While the ability to RP is definitely available in this game I really don't see it happening much at all. Especially if they don't provide RP specific servers. I don't feel that the community is of the nature to really support a lot of RPing on the normal servers. This is something we'll just have to see when the game releases though, who knows, maybe I'll be proven completely wrong. I hope so, but somehow I just don't see it happening.
Fun & Value
I can see World of Warcraft being extremely fun for a LOT of people out there. It is an extremely well made game. It succeeds very well at what it's trying to do. Unfortunately, in my opinion it's not trying to do enough. It really brings nothing new to the table. In my opinion at this stage of the MMORPG evolution you have to be innovative to some degree. Granted you don't take the whole mold and throw it out the window. You keep some stuff that has worked in the past and you mix a couple new innovative ideas into the recipe. But this is based on the fact that I've been following the genre as long as it has been around, I'm constantly looking for new ideas and features in games as they come out. I love when I'm playing a new MMORPG and discover some new feature or idea and am pleasantly surprised.
But like I said, I feel that the game will be fun for many people out there and well worth the money. A lot of the customers the game will attract will be new to the MMORPG genre, coming over from the Warcraft RTS series. Therefore they won't have the problems with the game that I do. If you're looking for a solid well made MMORPG this is definitely the game for you. On the other hand if you're looking for something new or innovative then I'd suggest looking elsewhere. As well made as WoW is, the biggest reason for that is because they really took no risks with the game, they stuck to tried and true methods and systems. For most people this isn't a negative aspect of the game but a positive, for me however it was a negative.
One of my biggest complaints in this category would have to be how easy the game seems. Leveling is quite fast. The death penalty is almost non-existent. A lot of people complain about the grind in most games; however I think that World of Warcraft has gone too far in trying to alleviate that grind. In my opinion it just seems like it's too easy to level up and basically max your character, leaving you only the options of starting another character or continuing to use that character in PvP battles and such.
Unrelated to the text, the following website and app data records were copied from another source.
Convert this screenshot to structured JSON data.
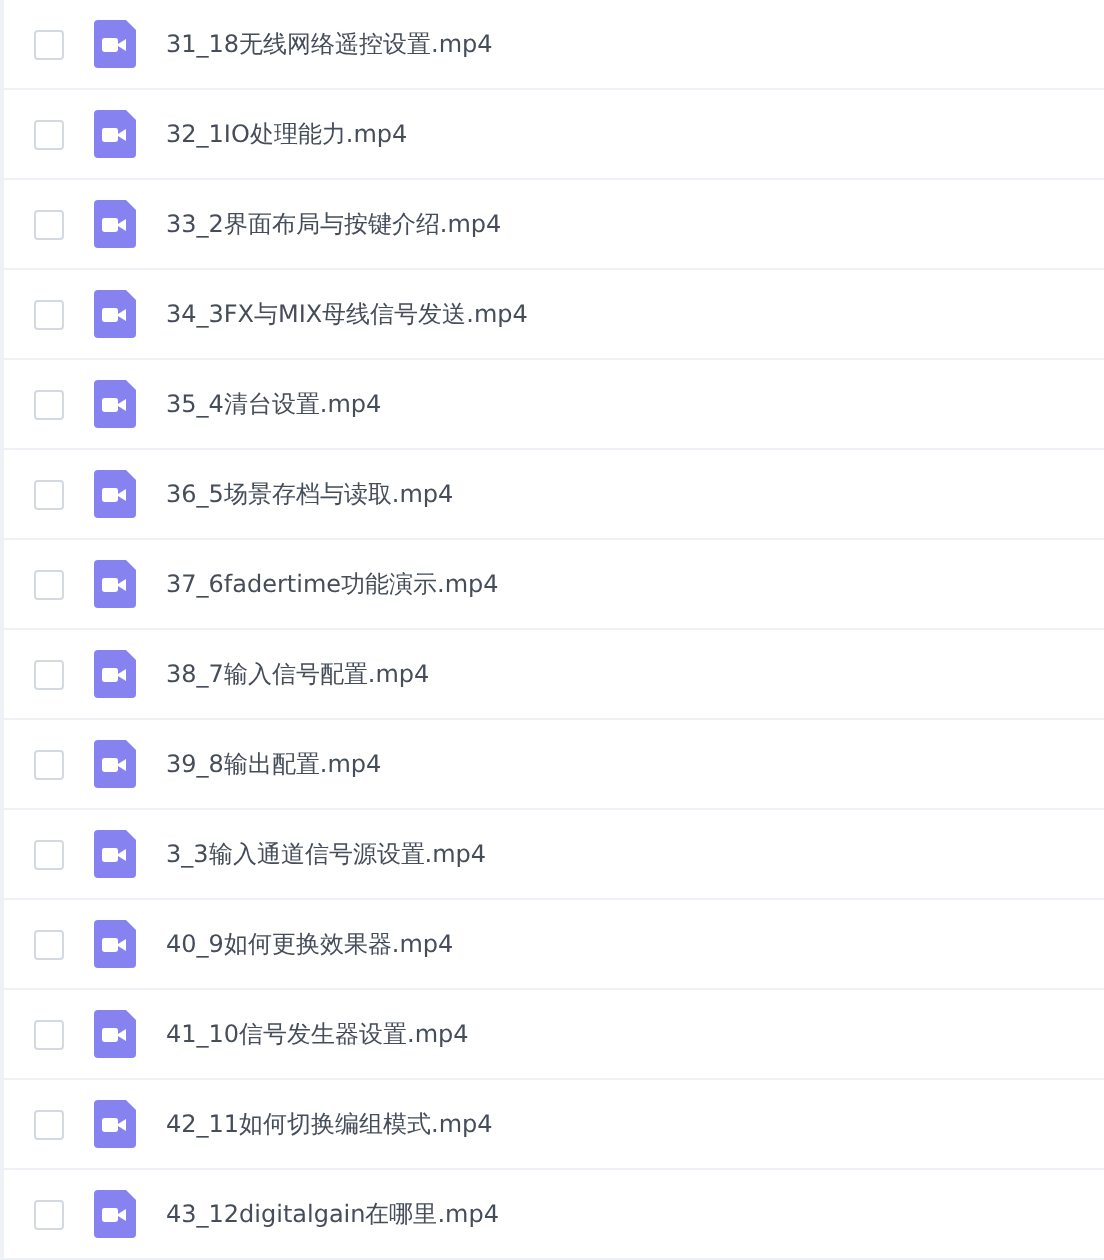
{
  "files": [
    {
      "name": "31_18无线网络遥控设置.mp4",
      "checked": false
    },
    {
      "name": "32_1IO处理能力.mp4",
      "checked": false
    },
    {
      "name": "33_2界面布局与按键介绍.mp4",
      "checked": false
    },
    {
      "name": "34_3FX与MIX母线信号发送.mp4",
      "checked": false
    },
    {
      "name": "35_4清台设置.mp4",
      "checked": false
    },
    {
      "name": "36_5场景存档与读取.mp4",
      "checked": false
    },
    {
      "name": "37_6fadertime功能演示.mp4",
      "checked": false
    },
    {
      "name": "38_7输入信号配置.mp4",
      "checked": false
    },
    {
      "name": "39_8输出配置.mp4",
      "checked": false
    },
    {
      "name": "3_3输入通道信号源设置.mp4",
      "checked": false
    },
    {
      "name": "40_9如何更换效果器.mp4",
      "checked": false
    },
    {
      "name": "41_10信号发生器设置.mp4",
      "checked": false
    },
    {
      "name": "42_11如何切换编组模式.mp4",
      "checked": false
    },
    {
      "name": "43_12digitalgain在哪里.mp4",
      "checked": false
    }
  ]
}
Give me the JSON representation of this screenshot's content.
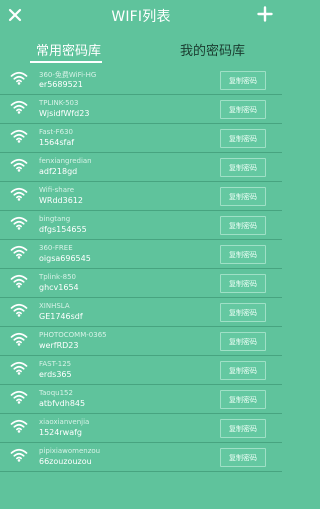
{
  "header": {
    "title": "WIFI列表",
    "back_icon": "close-icon",
    "add_icon": "plus-icon"
  },
  "tabs": [
    {
      "label": "常用密码库",
      "active": true
    },
    {
      "label": "我的密码库",
      "active": false
    }
  ],
  "copy_label": "复制密码",
  "rows": [
    {
      "ssid": "360-免费WiFi-HG",
      "password": "er5689521"
    },
    {
      "ssid": "TPLINK-503",
      "password": "WjsidfWfd23"
    },
    {
      "ssid": "Fast-F630",
      "password": "1564sfaf"
    },
    {
      "ssid": "fenxiangredian",
      "password": "adf218gd"
    },
    {
      "ssid": "Wifi-share",
      "password": "WRdd3612"
    },
    {
      "ssid": "bingtang",
      "password": "dfgs154655"
    },
    {
      "ssid": "360-FREE",
      "password": "oigsa696545"
    },
    {
      "ssid": "Tplink-850",
      "password": "ghcv1654"
    },
    {
      "ssid": "XINHSLA",
      "password": "GE1746sdf"
    },
    {
      "ssid": "PHOTOCOMM-0365",
      "password": "werfRD23"
    },
    {
      "ssid": "FAST-125",
      "password": "erds365"
    },
    {
      "ssid": "Taoqu152",
      "password": "atbfvdh845"
    },
    {
      "ssid": "xiaoxianvenjia",
      "password": "1524rwafg"
    },
    {
      "ssid": "pipixiawomenzou",
      "password": "66zouzouzou"
    }
  ],
  "colors": {
    "background": "#5fc39c",
    "inactive_tab": "#1a3c2f",
    "button_border": "#9fe0c6"
  }
}
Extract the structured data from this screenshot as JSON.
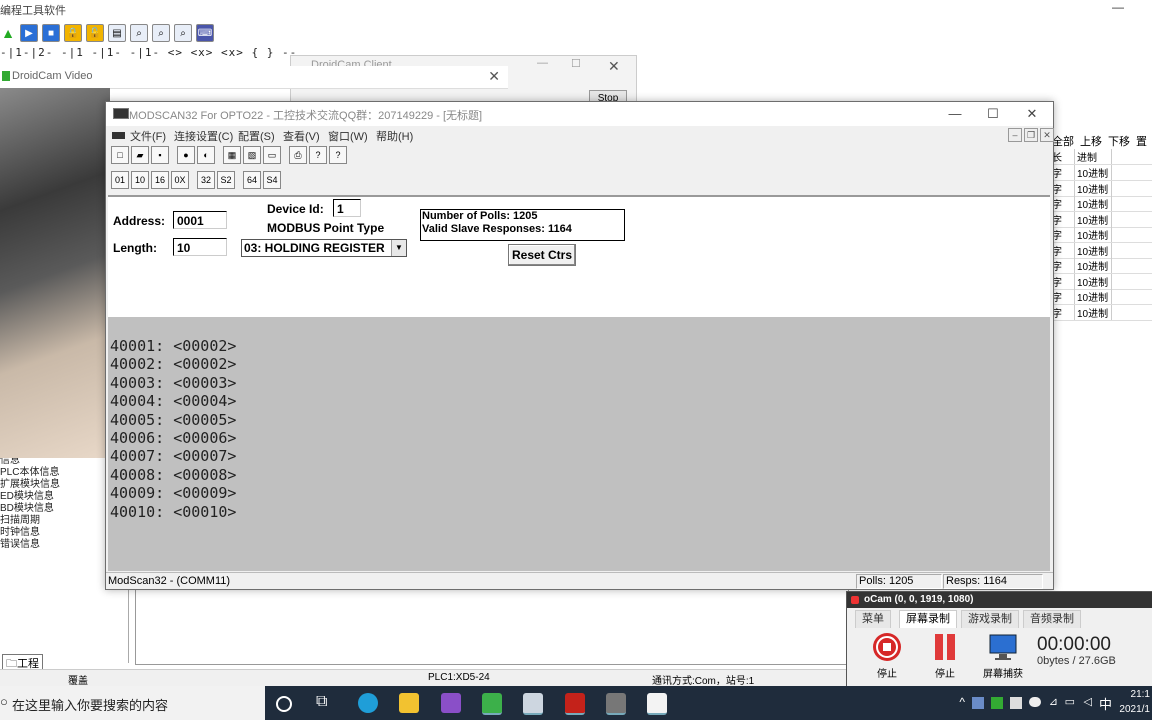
{
  "background_app": {
    "title": "编程工具软件",
    "ladder_symbols": "-|1-|2- -|1 -|1- -|1- <> <x> <x> { } -- -X-",
    "right_panel": {
      "headers": [
        "全部",
        "上移",
        "下移",
        "置"
      ],
      "sub_headers": [
        "长",
        "进制"
      ],
      "rows": [
        {
          "a": "字",
          "b": "10进制"
        },
        {
          "a": "字",
          "b": "10进制"
        },
        {
          "a": "字",
          "b": "10进制"
        },
        {
          "a": "字",
          "b": "10进制"
        },
        {
          "a": "字",
          "b": "10进制"
        },
        {
          "a": "字",
          "b": "10进制"
        },
        {
          "a": "字",
          "b": "10进制"
        },
        {
          "a": "字",
          "b": "10进制"
        },
        {
          "a": "字",
          "b": "10进制"
        },
        {
          "a": "字",
          "b": "10进制"
        }
      ]
    },
    "tree_items": [
      "信息",
      "PLC本体信息",
      "扩展模块信息",
      "ED模块信息",
      "BD模块信息",
      "扫描周期",
      "时钟信息",
      "错误信息"
    ],
    "project_tab": "工程",
    "status": {
      "mode": "覆盖",
      "plc": "PLC1:XD5-24",
      "comm": "通讯方式:Com，站号:1"
    }
  },
  "droidcam_video": {
    "title": "DroidCam Video"
  },
  "droidcam_client": {
    "title": "DroidCam Client",
    "stop_label": "Stop"
  },
  "modscan": {
    "title": "MODSCAN32 For OPTO22 - 工控技术交流QQ群：207149229 - [无标题]",
    "menu": [
      "文件(F)",
      "连接设置(C)",
      "配置(S)",
      "查看(V)",
      "窗口(W)",
      "帮助(H)"
    ],
    "address_label": "Address:",
    "address_value": "0001",
    "length_label": "Length:",
    "length_value": "10",
    "device_id_label": "Device Id:",
    "device_id_value": "1",
    "point_type_label": "MODBUS Point Type",
    "point_type_value": "03: HOLDING REGISTER",
    "polls_text": "Number of Polls: 1205",
    "responses_text": "Valid Slave Responses: 1164",
    "reset_label": "Reset Ctrs",
    "registers": [
      "40001: <00002>",
      "40002: <00002>",
      "40003: <00003>",
      "40004: <00004>",
      "40005: <00005>",
      "40006: <00006>",
      "40007: <00007>",
      "40008: <00008>",
      "40009: <00009>",
      "40010: <00010>"
    ],
    "status_left": "ModScan32 - (COMM11)",
    "status_polls": "Polls: 1205",
    "status_resps": "Resps: 1164"
  },
  "ocam": {
    "title": "oCam (0, 0, 1919, 1080)",
    "tabs": [
      "菜单",
      "屏幕录制",
      "游戏录制",
      "音频录制"
    ],
    "buttons": [
      "停止",
      "停止",
      "屏幕捕获"
    ],
    "time": "00:00:00",
    "size": "0bytes / 27.6GB"
  },
  "taskbar": {
    "search_placeholder": "在这里输入你要搜索的内容",
    "ime": "中",
    "clock_time": "21:1",
    "clock_date": "2021/1"
  }
}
Overall World of Warcraft is an extremely well made game. Technically and artistically speaking there is little to nothing to complain about here. If you've been following along you should have noticed all of the things I listed as "problems" were only really problems to me based on my own preferences in a game. Most people out there will be very happy with the game. It is easily one of the most well made games to come out in a long time, if not ever. But coming from Blizzard you really can't expect less, they've built a pretty solid reputation on releasing well made games.
So in the end it comes down to what you're looking for in a game. If you're looking for one of the best made MMORPGs to hit the market, if you're looking for a game you can just jump right into and not have to learn about new features and such, World of Warcraft is definitely the game for you. If you've been around the genre for quite a while like I have and are looking for a game that's going to revolutionize the genre and introduce tons of new features and innovations then you'll be better off looking elsewhere.